• WHAT IS NEEDED
Across the records that follow, determine how many lines contain "entries" and give only the resulting number.

• DATASET
▼
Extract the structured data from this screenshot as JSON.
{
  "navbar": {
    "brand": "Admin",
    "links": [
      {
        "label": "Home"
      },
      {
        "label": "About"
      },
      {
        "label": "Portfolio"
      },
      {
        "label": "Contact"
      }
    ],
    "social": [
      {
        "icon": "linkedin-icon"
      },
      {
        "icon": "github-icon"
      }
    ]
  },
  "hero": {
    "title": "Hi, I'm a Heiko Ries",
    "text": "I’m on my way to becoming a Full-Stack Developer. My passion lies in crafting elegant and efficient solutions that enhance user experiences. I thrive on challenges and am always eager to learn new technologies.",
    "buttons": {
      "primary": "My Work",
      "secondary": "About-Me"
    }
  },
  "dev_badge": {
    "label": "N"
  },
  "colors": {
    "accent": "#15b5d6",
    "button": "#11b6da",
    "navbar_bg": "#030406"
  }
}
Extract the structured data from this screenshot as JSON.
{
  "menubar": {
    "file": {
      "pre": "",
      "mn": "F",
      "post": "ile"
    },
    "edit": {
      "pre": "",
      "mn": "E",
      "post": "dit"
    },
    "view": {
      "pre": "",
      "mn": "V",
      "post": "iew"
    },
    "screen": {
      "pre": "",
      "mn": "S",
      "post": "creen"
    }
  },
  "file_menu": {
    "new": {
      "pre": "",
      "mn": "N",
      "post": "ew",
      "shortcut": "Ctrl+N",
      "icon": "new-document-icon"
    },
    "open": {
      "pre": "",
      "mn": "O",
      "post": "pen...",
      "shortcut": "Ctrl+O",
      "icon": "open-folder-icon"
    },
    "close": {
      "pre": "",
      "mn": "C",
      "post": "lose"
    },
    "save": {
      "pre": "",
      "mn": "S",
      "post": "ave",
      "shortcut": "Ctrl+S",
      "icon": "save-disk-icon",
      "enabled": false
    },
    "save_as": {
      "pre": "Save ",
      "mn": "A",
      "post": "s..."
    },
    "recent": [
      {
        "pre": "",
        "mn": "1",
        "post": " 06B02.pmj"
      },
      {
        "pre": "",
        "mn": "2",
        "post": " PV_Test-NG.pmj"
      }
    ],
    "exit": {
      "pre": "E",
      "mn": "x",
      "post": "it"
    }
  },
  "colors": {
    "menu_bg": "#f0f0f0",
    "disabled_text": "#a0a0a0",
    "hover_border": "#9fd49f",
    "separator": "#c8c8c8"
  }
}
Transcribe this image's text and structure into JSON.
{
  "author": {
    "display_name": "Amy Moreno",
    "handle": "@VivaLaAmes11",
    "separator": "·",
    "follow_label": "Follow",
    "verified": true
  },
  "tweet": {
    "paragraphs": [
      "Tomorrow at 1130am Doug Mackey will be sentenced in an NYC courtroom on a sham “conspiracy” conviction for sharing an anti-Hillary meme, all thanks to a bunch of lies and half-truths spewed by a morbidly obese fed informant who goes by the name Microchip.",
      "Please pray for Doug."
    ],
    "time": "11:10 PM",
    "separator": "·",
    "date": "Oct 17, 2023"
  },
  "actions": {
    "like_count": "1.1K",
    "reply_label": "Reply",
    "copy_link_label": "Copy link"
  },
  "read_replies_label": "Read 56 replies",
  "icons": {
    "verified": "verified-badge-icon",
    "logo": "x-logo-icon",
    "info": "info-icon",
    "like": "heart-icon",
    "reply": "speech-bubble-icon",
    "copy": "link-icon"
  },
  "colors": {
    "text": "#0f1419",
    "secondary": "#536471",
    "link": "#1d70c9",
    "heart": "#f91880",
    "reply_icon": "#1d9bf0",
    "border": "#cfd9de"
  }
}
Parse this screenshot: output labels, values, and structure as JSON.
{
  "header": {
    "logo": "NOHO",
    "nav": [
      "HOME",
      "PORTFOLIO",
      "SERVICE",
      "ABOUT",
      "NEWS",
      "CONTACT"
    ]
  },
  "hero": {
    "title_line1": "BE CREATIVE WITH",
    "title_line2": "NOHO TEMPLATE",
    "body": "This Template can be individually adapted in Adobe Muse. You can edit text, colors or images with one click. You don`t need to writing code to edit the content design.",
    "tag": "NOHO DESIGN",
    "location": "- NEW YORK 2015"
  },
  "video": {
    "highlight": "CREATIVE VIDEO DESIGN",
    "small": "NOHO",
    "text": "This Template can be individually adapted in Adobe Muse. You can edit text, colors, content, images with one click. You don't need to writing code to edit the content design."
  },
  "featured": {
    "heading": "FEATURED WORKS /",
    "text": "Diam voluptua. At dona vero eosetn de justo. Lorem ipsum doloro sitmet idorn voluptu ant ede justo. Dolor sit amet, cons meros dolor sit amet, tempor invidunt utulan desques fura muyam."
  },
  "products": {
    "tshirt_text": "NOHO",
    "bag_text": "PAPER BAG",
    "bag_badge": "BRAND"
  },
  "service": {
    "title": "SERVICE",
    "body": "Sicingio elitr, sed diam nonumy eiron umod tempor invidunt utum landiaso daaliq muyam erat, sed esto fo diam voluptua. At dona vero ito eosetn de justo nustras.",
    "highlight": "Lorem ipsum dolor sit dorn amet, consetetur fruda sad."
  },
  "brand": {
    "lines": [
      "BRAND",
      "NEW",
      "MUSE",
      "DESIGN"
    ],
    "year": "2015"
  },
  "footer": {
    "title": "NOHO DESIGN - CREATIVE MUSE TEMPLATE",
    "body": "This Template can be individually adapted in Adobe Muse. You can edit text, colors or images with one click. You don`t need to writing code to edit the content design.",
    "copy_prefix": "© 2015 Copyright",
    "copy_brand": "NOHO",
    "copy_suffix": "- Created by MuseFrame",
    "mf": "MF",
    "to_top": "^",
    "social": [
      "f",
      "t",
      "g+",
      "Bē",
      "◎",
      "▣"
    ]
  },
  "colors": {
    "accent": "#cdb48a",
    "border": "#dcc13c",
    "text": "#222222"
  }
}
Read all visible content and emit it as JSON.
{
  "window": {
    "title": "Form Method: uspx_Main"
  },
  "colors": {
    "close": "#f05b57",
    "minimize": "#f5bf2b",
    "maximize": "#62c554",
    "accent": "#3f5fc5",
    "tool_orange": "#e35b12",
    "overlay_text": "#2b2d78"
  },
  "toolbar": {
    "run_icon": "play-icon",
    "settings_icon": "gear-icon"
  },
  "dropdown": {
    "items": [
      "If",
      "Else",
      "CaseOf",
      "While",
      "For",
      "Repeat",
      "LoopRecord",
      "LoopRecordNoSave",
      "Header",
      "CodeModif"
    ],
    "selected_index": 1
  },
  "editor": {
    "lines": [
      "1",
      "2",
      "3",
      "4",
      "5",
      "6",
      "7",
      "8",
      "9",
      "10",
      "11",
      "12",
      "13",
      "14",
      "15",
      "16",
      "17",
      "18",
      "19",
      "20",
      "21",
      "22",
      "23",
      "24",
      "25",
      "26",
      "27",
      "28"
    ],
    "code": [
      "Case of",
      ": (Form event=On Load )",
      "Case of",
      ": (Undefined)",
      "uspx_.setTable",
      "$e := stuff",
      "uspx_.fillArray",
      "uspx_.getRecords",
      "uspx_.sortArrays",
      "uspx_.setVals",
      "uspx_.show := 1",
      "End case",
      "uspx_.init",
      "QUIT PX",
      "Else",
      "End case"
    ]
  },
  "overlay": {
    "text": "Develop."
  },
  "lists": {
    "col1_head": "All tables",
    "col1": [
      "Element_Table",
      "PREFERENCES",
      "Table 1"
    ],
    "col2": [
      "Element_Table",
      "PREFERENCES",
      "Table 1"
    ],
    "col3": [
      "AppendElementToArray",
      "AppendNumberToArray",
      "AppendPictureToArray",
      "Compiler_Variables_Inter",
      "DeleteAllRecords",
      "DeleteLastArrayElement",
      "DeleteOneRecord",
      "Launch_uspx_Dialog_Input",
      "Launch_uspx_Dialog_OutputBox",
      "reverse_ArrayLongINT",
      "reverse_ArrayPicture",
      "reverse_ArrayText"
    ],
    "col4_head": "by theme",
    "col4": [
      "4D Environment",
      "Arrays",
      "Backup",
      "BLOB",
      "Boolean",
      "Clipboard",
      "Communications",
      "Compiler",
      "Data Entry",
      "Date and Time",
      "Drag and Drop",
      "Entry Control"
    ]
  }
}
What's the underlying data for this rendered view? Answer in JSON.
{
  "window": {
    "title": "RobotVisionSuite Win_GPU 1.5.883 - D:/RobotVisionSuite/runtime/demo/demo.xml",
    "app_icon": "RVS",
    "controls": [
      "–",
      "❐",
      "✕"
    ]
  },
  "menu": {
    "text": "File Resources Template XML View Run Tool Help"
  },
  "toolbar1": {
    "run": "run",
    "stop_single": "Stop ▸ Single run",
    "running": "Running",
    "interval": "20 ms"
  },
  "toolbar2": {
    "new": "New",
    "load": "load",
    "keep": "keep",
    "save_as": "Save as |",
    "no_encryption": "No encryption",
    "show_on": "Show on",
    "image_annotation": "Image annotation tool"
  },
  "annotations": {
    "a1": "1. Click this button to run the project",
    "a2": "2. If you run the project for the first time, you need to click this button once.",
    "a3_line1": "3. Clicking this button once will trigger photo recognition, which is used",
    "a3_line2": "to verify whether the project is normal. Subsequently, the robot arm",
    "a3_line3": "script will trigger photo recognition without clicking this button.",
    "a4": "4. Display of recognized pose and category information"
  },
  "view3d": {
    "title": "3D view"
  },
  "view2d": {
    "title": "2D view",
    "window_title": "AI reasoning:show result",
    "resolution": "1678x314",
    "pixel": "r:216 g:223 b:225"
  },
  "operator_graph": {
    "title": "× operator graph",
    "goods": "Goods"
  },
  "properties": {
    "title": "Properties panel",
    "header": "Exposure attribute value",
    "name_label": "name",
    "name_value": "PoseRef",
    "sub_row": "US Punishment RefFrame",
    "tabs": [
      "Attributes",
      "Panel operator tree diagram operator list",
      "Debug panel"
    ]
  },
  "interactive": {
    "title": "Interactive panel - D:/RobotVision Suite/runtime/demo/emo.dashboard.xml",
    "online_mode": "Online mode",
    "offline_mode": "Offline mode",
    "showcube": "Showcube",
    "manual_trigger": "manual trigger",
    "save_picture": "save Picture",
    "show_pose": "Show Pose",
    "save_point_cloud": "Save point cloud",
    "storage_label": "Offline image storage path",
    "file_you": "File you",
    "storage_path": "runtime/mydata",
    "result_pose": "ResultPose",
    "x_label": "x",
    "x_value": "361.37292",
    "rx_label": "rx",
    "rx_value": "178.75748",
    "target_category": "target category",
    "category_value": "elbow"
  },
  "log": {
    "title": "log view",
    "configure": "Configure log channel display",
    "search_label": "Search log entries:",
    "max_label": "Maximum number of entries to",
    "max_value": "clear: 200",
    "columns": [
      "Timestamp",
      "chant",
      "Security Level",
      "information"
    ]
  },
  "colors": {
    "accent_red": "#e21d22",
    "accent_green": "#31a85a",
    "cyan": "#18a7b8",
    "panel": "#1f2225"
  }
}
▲
• THE ANSWER
2